Search the records that follow and extract every line containing the string "JSON".

Top of SUPPLIED MATERIAL

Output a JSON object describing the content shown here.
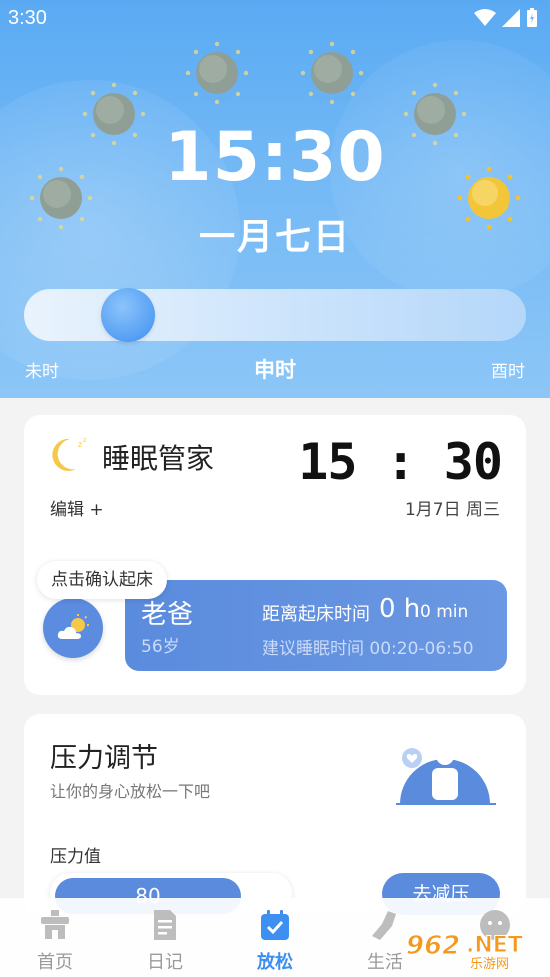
{
  "status": {
    "time": "3:30"
  },
  "hero": {
    "time": "15:30",
    "date": "一月七日",
    "slider": {
      "left_label": "未时",
      "center_label": "申时",
      "right_label": "酉时",
      "position_fraction": 0.21
    }
  },
  "sleep": {
    "title": "睡眠管家",
    "clock": "15 : 30",
    "edit_label": "编辑 +",
    "date": "1月7日 周三",
    "confirm_label": "点击确认起床",
    "person": {
      "name": "老爸",
      "age": "56岁",
      "wake_label": "距离起床时间",
      "wake_hours": "0 h",
      "wake_minutes": "0 min",
      "suggest": "建议睡眠时间 00:20-06:50"
    }
  },
  "stress": {
    "title": "压力调节",
    "subtitle": "让你的身心放松一下吧",
    "value_label": "压力值",
    "value": "80",
    "button_label": "去减压"
  },
  "tabs": [
    {
      "label": "首页",
      "icon": "home-icon",
      "active": false
    },
    {
      "label": "日记",
      "icon": "diary-icon",
      "active": false
    },
    {
      "label": "放松",
      "icon": "calendar-check-icon",
      "active": true
    },
    {
      "label": "生活",
      "icon": "shoe-icon",
      "active": false
    },
    {
      "label": "",
      "icon": "profile-icon",
      "active": false
    }
  ],
  "watermark": {
    "text_main": "962",
    "text_suffix": ".NET",
    "text_sub": "乐游网"
  },
  "colors": {
    "accent": "#3d8ff0",
    "panel": "#5a8bdd",
    "sky": "#5aaaf3"
  }
}
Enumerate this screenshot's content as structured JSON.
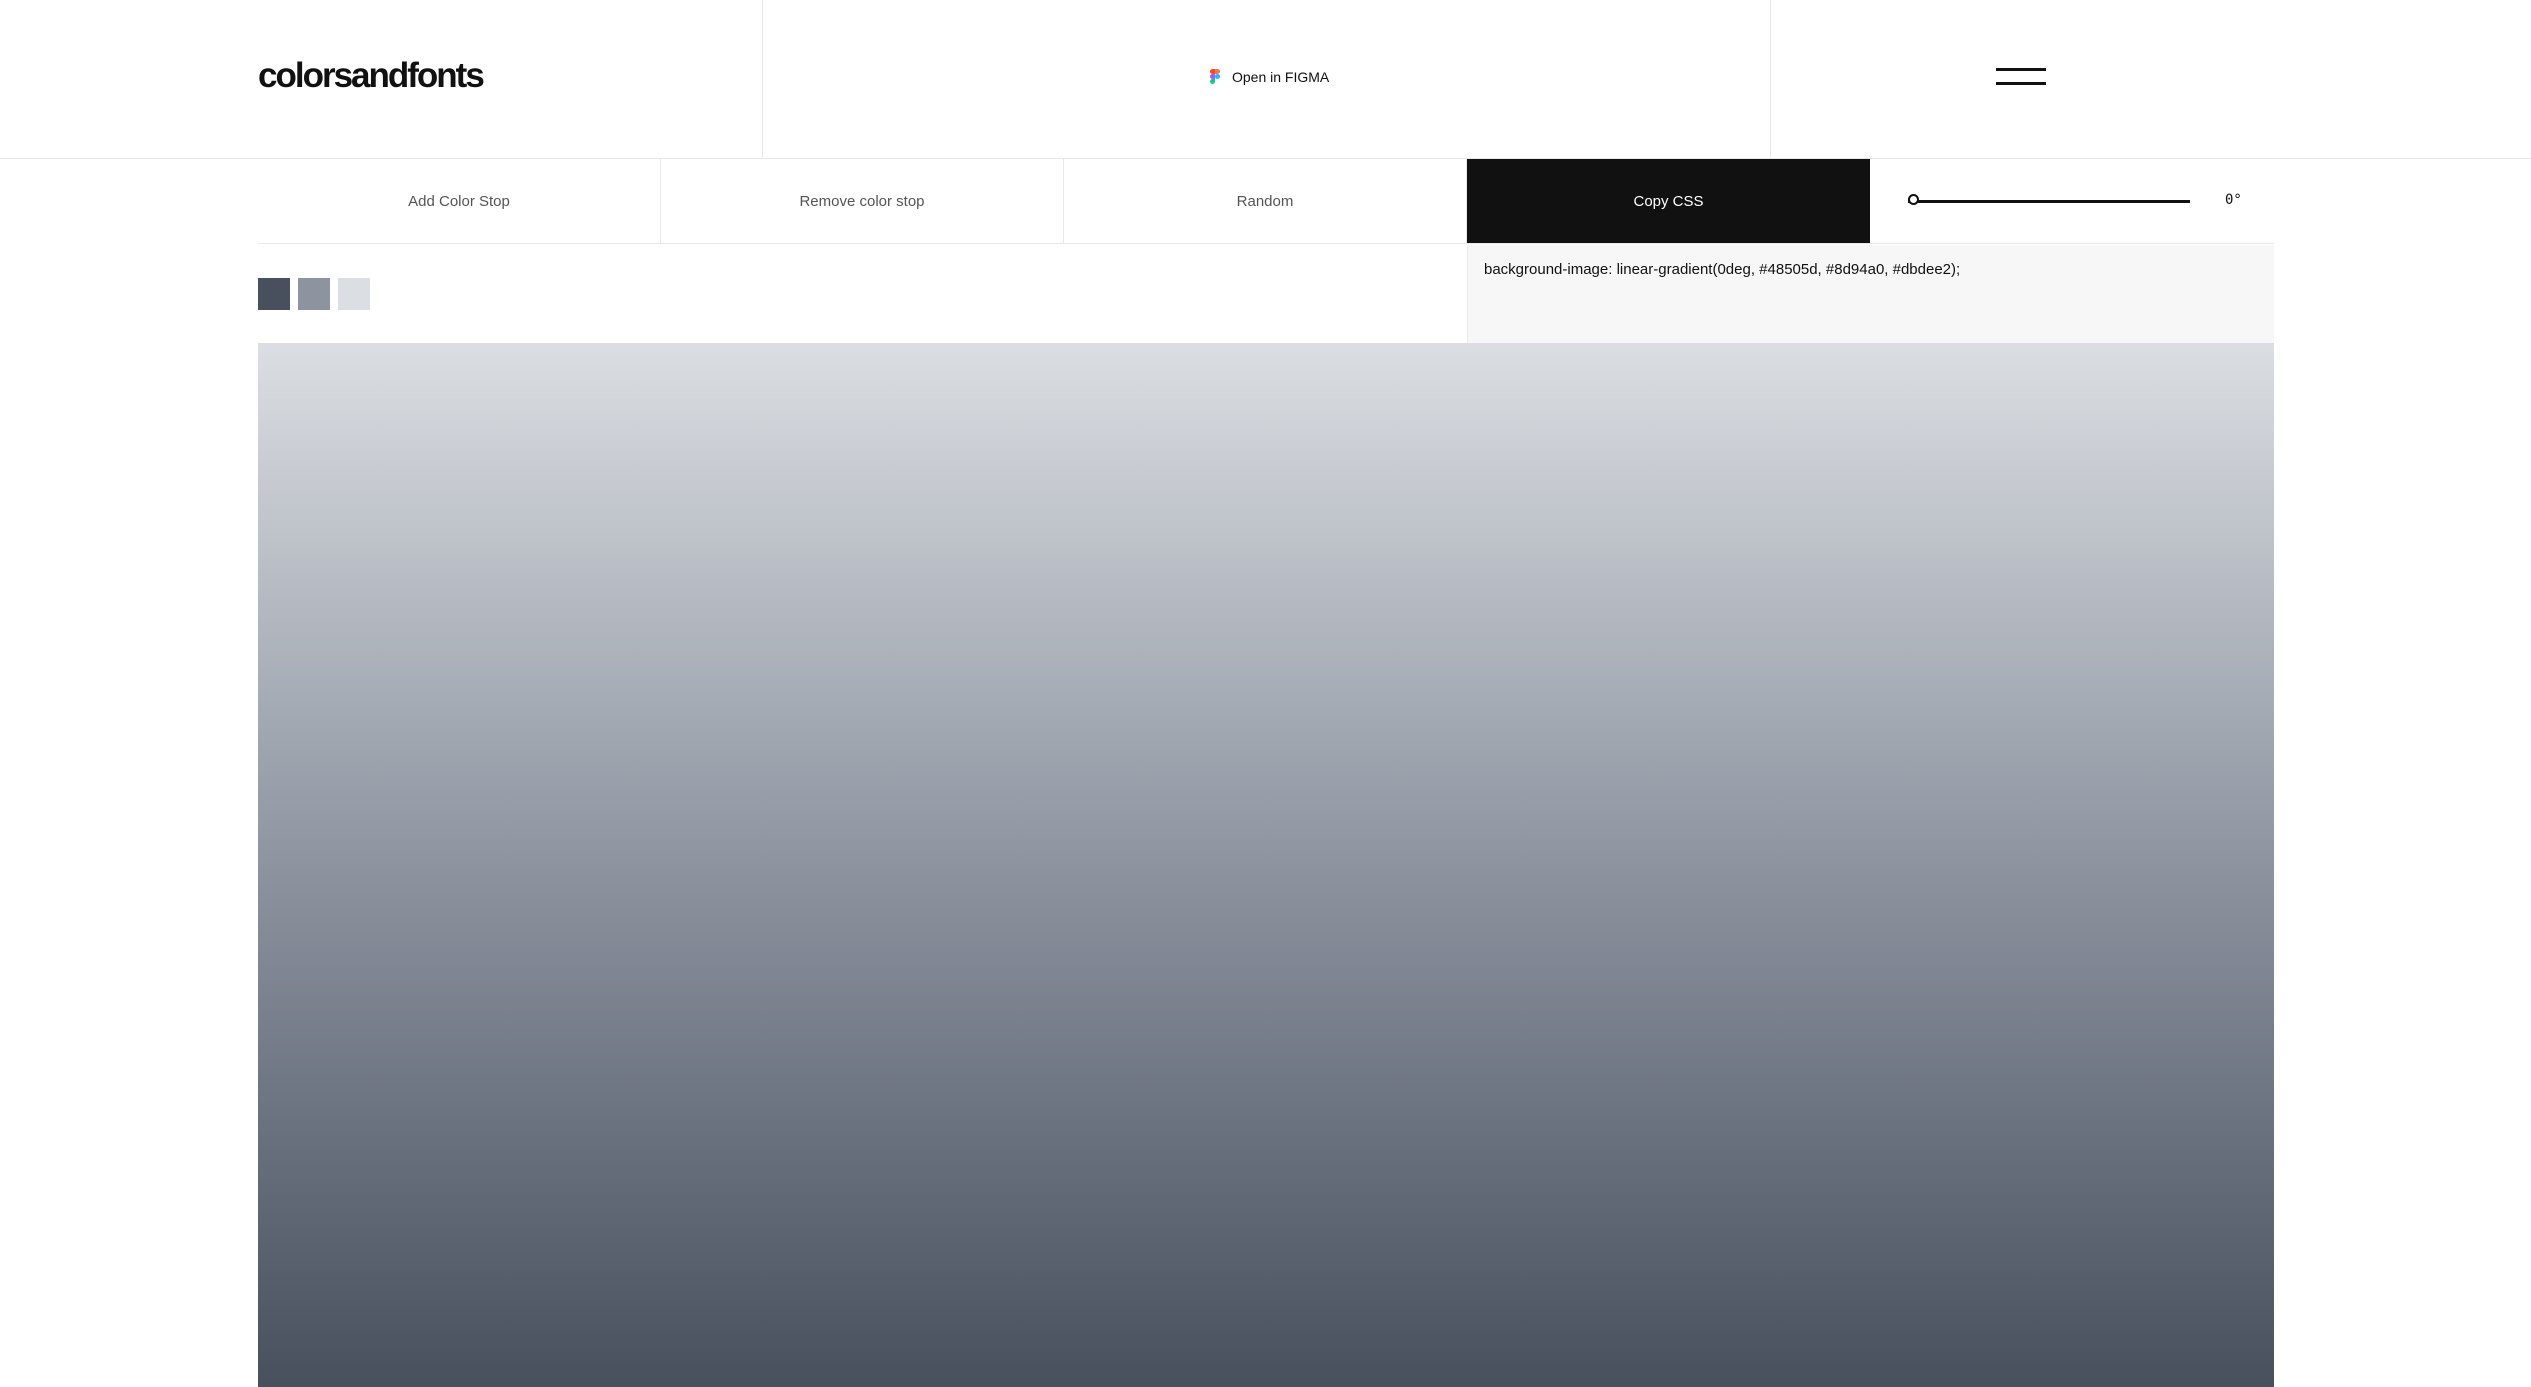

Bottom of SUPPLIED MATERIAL

*EXERCISE ANSWER:*
Output a JSON object describing the content shown here.
Enumerate this screenshot's content as structured JSON.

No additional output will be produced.